What the task requires: Look through the listing below and work out how many of its lines hold the word "this". Give only the number.

•••••

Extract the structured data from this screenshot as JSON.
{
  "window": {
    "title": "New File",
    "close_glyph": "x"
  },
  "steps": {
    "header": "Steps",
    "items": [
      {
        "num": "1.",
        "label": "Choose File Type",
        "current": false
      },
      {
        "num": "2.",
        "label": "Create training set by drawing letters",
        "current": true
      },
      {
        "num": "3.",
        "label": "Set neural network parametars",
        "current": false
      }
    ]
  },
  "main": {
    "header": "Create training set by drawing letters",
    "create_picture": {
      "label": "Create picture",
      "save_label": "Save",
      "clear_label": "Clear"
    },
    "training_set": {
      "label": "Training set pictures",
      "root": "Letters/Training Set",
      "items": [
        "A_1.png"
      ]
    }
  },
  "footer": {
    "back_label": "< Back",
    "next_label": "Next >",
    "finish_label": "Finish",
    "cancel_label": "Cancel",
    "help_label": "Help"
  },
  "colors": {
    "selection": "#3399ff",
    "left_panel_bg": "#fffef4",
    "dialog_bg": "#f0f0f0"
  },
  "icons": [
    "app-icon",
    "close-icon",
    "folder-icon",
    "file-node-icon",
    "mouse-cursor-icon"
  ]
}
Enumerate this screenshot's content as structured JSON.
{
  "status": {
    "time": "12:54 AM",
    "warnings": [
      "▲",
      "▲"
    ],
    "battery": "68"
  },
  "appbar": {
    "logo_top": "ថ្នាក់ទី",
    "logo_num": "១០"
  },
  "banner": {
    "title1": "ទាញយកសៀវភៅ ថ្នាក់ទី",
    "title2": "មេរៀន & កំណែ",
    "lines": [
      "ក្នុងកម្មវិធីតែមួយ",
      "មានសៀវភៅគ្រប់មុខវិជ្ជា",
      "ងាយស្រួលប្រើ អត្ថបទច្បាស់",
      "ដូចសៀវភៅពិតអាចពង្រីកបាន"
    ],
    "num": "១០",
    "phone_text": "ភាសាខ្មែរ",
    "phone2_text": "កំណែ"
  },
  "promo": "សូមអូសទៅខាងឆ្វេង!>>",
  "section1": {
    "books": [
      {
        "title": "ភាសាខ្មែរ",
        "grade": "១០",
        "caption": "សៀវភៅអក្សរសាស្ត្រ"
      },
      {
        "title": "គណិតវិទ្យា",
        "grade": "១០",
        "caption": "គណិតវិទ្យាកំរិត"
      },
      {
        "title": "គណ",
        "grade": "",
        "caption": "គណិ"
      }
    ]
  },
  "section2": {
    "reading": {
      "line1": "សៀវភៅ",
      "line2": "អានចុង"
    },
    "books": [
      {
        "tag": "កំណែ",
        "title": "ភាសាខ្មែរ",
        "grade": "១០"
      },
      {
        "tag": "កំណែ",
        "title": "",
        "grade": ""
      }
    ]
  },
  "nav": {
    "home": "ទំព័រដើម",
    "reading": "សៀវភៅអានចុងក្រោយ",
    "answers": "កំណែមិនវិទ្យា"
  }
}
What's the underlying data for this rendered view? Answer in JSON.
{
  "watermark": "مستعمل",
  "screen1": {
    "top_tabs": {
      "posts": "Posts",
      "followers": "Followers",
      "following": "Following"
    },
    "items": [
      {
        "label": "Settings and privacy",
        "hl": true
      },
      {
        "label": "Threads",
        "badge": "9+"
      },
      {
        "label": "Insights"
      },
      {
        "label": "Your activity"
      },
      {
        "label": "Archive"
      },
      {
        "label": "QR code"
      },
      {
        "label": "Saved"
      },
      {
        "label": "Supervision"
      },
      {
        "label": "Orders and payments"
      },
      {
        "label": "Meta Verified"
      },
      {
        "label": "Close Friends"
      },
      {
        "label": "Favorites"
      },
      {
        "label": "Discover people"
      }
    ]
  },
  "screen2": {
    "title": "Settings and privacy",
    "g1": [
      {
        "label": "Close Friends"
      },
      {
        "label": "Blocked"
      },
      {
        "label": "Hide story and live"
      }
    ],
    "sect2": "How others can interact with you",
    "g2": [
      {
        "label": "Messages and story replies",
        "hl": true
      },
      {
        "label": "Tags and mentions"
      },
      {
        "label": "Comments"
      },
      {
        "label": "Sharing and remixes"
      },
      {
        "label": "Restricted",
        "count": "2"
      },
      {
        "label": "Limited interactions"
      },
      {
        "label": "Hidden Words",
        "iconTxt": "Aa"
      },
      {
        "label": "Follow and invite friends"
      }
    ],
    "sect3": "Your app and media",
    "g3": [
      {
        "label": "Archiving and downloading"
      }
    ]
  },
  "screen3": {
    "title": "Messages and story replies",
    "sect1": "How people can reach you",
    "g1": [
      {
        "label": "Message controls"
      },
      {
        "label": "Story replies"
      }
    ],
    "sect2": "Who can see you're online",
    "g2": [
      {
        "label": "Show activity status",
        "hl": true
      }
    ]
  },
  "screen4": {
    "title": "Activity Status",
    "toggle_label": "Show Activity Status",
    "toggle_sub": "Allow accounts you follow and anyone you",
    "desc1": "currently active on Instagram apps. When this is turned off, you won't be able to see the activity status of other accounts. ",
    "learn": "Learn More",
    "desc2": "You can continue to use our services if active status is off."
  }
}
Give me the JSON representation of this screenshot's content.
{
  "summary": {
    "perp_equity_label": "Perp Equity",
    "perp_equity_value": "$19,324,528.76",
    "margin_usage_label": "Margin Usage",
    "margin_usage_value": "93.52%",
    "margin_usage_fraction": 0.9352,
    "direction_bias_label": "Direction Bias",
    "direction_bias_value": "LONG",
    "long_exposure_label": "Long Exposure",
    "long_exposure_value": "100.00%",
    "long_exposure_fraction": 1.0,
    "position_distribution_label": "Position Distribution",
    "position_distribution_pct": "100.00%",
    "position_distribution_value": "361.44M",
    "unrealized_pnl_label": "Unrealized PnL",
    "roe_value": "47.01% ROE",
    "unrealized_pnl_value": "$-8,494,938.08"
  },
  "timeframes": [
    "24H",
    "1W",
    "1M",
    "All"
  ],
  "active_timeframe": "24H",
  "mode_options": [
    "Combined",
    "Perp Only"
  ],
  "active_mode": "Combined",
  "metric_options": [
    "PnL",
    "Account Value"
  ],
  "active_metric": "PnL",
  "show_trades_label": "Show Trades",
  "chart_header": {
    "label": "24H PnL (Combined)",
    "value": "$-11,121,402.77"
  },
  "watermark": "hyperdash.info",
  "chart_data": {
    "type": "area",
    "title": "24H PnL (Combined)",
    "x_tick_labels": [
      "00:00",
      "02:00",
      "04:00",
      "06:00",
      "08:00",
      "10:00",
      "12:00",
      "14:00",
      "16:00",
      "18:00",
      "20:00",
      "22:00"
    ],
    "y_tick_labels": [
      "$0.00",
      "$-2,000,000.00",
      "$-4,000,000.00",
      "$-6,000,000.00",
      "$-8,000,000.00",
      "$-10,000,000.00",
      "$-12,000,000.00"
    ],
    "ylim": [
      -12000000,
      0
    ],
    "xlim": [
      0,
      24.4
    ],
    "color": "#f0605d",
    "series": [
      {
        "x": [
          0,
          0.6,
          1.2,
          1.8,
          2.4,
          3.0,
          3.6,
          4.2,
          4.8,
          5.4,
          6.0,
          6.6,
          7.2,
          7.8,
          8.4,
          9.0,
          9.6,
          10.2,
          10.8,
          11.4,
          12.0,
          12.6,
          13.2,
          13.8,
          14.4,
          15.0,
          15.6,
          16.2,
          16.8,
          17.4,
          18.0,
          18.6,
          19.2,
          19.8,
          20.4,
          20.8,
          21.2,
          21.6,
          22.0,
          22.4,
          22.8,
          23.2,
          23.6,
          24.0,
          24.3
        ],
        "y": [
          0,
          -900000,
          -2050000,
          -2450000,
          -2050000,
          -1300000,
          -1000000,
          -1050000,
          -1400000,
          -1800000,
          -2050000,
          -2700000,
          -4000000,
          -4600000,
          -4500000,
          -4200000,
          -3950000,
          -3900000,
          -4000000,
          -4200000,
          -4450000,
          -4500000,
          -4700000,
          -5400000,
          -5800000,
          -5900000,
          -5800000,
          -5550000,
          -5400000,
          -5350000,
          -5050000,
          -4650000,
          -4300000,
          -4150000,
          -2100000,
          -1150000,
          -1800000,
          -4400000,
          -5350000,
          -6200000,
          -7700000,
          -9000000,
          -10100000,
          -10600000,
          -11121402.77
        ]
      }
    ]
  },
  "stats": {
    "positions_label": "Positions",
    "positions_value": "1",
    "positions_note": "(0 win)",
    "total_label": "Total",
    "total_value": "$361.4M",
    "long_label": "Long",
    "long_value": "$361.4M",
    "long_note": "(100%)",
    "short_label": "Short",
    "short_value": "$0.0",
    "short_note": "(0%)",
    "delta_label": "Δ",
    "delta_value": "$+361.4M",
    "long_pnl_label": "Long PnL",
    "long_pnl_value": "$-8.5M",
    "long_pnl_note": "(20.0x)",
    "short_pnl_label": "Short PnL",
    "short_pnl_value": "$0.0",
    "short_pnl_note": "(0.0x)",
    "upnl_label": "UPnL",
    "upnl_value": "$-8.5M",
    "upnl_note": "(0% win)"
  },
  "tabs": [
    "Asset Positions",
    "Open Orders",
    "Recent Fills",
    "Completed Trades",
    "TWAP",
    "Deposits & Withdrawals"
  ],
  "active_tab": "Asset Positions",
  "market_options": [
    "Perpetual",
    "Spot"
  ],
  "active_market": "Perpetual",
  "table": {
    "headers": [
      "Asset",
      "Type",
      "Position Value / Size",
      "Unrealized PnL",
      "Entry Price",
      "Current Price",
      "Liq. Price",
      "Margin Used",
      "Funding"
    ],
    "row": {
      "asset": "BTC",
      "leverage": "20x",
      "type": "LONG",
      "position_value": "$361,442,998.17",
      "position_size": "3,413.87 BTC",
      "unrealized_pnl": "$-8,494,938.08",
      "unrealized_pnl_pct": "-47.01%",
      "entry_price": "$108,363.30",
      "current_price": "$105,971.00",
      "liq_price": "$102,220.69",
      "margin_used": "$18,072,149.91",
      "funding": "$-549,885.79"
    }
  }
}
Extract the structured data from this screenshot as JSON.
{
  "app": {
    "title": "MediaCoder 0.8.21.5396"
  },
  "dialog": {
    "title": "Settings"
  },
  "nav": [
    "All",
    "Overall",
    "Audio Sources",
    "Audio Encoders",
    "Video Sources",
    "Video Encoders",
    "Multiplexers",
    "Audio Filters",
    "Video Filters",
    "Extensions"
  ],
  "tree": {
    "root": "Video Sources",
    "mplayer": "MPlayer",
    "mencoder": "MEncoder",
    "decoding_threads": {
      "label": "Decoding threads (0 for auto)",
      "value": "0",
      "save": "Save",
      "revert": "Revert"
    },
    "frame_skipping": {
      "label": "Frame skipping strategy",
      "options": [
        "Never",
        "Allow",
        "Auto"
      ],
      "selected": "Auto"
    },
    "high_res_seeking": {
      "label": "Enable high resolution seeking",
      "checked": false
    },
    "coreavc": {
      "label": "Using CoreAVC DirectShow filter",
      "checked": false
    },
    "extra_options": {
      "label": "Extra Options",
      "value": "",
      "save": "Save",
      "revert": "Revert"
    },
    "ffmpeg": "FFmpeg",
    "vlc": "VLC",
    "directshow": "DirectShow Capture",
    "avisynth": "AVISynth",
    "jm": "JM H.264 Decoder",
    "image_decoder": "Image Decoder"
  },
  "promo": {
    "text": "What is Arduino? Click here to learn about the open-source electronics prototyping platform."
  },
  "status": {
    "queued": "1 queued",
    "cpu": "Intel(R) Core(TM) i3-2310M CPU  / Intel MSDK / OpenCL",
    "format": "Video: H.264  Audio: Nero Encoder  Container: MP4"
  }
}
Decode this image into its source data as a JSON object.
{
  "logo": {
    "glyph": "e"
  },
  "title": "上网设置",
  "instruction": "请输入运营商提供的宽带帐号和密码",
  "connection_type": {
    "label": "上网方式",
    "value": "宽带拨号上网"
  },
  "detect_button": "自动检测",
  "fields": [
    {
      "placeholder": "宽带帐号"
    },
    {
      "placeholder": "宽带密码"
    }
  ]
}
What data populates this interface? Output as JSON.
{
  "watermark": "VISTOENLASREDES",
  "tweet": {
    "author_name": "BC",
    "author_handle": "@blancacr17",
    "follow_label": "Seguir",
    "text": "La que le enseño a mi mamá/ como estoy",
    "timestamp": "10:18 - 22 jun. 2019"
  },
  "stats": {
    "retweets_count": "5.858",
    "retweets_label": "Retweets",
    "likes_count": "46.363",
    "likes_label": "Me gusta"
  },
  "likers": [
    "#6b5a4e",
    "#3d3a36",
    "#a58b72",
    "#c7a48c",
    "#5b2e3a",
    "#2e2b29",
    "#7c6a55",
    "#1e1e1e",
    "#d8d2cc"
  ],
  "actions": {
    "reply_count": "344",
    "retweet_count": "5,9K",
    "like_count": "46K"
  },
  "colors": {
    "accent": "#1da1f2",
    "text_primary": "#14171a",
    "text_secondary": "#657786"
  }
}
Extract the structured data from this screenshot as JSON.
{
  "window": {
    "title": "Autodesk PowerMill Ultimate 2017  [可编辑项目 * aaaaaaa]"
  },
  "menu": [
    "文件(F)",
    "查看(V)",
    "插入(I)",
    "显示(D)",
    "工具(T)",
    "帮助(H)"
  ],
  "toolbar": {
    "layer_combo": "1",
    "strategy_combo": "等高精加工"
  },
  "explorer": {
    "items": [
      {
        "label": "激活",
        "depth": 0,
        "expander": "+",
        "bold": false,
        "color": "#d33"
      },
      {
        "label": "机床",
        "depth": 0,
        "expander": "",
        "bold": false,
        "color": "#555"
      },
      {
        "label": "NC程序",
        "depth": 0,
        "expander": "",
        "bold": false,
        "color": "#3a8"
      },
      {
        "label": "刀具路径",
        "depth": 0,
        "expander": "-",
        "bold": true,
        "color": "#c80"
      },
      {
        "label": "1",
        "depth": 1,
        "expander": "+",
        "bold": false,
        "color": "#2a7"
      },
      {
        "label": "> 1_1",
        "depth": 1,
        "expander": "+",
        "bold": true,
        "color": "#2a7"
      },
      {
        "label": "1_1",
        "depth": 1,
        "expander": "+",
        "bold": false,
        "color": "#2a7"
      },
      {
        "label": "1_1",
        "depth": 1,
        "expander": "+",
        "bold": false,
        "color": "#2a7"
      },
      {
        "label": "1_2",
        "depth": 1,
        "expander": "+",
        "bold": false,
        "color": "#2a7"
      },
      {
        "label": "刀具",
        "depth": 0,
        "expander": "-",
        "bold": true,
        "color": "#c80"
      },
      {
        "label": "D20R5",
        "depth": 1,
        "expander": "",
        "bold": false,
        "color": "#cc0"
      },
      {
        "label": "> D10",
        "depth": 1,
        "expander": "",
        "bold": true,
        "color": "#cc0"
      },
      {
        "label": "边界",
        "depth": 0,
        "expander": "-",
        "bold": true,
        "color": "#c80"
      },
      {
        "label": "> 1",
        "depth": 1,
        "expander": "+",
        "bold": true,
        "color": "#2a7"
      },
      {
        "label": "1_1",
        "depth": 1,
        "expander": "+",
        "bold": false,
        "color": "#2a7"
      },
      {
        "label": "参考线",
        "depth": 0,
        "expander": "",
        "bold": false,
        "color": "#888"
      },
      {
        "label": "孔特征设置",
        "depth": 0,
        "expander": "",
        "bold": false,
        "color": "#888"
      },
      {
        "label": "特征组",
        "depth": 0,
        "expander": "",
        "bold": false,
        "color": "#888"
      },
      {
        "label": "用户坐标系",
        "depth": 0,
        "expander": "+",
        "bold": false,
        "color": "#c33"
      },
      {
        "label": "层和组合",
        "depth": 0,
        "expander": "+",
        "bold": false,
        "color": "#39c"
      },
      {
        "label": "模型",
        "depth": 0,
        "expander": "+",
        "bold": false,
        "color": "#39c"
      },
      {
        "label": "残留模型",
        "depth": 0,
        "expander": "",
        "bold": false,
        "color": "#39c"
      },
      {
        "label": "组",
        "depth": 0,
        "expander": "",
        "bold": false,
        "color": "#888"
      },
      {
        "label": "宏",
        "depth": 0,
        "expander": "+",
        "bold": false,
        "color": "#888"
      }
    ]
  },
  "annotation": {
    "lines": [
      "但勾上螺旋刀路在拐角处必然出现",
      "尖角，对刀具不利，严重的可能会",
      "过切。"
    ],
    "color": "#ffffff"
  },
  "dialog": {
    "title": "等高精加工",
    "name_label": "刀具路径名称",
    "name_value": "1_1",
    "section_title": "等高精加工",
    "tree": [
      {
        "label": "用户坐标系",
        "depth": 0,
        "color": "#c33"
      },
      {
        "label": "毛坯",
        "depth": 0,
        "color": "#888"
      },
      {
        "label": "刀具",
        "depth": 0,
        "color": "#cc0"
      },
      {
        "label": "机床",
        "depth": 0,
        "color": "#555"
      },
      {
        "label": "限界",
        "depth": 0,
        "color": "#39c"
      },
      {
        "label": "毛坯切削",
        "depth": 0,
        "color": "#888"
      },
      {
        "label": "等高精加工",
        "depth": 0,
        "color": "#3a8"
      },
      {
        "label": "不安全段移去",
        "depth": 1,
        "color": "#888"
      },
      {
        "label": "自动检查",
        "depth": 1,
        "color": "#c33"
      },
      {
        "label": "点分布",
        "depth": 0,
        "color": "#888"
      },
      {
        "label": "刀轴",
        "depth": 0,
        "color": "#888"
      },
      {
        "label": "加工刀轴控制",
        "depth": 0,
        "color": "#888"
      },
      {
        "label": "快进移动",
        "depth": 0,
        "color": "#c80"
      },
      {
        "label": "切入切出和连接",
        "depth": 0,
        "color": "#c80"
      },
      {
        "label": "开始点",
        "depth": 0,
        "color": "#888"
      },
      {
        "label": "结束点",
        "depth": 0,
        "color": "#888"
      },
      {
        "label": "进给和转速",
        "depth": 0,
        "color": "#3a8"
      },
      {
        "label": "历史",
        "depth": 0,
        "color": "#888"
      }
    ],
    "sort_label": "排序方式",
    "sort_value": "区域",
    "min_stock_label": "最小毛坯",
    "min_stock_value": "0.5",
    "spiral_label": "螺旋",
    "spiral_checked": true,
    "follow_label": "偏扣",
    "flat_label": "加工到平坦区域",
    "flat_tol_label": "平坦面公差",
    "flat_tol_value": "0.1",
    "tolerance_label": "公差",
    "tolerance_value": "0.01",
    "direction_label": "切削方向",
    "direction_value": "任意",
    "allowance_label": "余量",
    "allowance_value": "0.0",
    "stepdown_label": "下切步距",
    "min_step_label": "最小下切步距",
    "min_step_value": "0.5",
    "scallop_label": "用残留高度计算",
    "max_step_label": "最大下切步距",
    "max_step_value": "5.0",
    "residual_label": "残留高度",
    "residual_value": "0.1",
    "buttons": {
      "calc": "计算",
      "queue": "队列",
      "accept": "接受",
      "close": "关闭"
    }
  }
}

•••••

Exercise answer: 9